### EXERCISE DATA
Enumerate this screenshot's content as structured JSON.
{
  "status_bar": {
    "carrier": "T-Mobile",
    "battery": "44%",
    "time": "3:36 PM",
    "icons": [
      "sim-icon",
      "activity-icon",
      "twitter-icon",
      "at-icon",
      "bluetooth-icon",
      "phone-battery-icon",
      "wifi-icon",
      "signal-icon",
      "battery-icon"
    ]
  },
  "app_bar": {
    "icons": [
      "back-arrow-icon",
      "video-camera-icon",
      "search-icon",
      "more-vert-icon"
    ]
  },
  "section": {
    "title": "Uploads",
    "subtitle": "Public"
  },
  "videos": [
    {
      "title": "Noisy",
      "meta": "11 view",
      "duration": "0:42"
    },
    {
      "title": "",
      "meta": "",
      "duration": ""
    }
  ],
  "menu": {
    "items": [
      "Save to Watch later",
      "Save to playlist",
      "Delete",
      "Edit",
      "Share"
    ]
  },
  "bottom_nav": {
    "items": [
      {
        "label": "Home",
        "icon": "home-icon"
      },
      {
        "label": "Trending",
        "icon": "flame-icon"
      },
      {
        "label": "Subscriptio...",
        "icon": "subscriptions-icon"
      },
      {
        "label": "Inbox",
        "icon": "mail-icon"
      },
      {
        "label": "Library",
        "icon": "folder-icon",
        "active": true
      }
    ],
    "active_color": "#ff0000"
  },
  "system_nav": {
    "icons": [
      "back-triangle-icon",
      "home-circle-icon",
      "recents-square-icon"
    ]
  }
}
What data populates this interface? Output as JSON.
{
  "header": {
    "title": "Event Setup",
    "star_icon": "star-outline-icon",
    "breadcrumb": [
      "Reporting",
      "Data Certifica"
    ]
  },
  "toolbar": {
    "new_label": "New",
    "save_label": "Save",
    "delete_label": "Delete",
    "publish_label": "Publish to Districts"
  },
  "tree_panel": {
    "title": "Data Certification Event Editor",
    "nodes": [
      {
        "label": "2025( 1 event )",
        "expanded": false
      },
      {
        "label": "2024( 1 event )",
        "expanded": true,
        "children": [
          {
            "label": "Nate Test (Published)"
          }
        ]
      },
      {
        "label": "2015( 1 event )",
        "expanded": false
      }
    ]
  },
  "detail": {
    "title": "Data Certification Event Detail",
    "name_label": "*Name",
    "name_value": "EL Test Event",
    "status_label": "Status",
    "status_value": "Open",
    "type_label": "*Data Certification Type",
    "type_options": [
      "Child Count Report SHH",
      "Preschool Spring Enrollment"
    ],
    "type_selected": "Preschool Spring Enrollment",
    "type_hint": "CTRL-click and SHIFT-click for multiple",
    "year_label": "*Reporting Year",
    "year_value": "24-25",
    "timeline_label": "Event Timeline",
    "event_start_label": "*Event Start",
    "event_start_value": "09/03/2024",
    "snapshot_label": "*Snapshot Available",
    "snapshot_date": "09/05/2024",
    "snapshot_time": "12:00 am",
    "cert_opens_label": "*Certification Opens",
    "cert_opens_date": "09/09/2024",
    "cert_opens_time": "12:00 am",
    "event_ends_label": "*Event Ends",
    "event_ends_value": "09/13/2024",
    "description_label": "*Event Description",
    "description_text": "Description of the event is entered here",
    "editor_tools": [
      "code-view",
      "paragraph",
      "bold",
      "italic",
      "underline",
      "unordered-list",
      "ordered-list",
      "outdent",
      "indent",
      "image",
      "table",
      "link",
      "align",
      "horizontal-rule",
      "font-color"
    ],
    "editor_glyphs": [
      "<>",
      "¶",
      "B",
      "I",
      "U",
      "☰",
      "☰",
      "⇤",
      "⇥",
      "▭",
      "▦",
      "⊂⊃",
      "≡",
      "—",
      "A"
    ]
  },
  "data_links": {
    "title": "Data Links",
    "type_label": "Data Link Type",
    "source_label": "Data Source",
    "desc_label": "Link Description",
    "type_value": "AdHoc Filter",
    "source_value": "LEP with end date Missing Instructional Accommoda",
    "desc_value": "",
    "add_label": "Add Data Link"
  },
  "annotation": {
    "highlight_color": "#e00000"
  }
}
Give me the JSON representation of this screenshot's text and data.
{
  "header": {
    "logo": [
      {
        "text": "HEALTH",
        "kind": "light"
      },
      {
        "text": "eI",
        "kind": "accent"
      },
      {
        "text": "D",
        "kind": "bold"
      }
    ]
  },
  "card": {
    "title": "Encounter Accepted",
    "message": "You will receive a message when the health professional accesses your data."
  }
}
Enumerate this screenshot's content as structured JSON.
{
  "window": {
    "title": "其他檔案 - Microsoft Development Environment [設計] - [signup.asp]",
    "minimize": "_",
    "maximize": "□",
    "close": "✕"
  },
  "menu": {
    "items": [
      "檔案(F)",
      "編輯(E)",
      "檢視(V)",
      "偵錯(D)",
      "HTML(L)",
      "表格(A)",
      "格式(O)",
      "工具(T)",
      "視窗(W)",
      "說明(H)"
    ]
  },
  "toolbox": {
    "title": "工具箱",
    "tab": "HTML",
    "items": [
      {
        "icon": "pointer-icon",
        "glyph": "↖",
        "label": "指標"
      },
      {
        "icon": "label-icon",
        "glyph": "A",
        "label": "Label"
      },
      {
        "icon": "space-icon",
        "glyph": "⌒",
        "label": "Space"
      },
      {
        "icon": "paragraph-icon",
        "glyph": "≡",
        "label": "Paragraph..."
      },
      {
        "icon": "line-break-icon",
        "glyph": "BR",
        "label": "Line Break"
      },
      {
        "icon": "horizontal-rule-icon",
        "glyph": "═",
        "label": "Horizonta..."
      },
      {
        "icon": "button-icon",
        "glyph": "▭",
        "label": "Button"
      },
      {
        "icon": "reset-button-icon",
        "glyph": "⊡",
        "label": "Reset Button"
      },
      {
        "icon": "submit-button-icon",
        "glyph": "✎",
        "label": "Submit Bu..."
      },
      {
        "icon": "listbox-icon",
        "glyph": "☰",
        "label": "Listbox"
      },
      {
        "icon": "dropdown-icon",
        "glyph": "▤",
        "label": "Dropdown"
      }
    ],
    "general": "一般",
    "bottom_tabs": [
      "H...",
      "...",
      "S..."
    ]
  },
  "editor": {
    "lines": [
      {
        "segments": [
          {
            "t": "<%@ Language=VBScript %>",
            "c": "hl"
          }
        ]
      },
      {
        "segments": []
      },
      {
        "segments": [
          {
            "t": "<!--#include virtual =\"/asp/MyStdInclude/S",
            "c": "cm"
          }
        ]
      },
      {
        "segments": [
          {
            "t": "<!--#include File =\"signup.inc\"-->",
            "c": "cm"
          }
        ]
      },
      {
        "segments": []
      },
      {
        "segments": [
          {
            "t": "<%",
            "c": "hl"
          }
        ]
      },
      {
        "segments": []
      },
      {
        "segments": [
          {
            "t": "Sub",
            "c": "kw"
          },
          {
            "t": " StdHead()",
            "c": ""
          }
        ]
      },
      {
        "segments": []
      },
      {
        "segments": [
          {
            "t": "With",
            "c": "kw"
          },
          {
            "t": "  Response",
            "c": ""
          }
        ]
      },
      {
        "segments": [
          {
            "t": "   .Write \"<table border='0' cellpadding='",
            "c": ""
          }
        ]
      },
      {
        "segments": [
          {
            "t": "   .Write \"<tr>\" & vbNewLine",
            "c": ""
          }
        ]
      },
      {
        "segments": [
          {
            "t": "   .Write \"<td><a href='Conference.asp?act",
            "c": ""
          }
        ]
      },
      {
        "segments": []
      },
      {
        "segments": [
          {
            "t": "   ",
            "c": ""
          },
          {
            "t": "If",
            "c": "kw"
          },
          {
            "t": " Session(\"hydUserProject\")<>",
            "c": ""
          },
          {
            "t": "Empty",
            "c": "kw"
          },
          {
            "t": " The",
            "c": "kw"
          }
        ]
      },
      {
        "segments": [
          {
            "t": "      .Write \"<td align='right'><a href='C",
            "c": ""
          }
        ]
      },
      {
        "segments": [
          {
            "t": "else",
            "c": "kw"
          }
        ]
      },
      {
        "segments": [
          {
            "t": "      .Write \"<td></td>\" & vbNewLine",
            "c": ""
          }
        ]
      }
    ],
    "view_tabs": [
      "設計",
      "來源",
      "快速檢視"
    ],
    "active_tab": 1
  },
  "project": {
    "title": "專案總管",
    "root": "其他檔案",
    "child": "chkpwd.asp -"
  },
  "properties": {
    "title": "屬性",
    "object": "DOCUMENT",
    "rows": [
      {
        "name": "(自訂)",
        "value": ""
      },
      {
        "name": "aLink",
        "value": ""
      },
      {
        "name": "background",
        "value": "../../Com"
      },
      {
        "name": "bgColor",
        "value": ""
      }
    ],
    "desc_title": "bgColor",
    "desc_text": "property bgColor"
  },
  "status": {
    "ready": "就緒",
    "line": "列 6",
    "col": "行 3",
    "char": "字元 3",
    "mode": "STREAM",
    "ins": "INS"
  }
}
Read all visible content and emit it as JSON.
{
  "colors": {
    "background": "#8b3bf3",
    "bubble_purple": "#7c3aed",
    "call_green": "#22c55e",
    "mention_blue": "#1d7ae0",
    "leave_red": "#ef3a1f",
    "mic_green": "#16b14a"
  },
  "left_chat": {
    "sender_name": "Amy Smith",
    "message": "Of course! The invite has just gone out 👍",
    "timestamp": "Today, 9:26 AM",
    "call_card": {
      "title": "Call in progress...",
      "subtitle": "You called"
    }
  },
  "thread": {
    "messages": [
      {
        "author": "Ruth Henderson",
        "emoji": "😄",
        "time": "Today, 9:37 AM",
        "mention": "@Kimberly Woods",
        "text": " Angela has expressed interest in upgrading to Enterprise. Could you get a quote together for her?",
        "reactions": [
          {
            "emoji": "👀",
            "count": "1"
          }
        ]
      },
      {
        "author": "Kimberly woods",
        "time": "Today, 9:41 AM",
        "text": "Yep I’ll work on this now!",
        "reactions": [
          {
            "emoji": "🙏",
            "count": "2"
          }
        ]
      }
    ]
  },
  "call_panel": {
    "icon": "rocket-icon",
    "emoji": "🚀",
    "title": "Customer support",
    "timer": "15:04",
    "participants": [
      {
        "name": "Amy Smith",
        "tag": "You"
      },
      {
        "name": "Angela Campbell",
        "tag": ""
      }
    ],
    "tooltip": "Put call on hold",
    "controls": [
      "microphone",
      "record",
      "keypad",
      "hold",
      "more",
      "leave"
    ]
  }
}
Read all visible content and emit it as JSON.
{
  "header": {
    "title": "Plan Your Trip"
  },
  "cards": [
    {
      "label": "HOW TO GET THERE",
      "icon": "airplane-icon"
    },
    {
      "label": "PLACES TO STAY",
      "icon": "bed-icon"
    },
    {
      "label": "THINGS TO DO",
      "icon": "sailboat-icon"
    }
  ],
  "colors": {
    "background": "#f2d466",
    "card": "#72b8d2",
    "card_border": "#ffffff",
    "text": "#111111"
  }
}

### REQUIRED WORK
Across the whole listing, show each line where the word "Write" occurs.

### TASK RESPONSE
            "t": "   .Write \"<table border='0' cellpadding='",
            "t": "   .Write \"<tr>\" & vbNewLine",
            "t": "   .Write \"<td><a href='Conference.asp?act",
            "t": "      .Write \"<td align='right'><a href='C",
            "t": "      .Write \"<td></td>\" & vbNewLine",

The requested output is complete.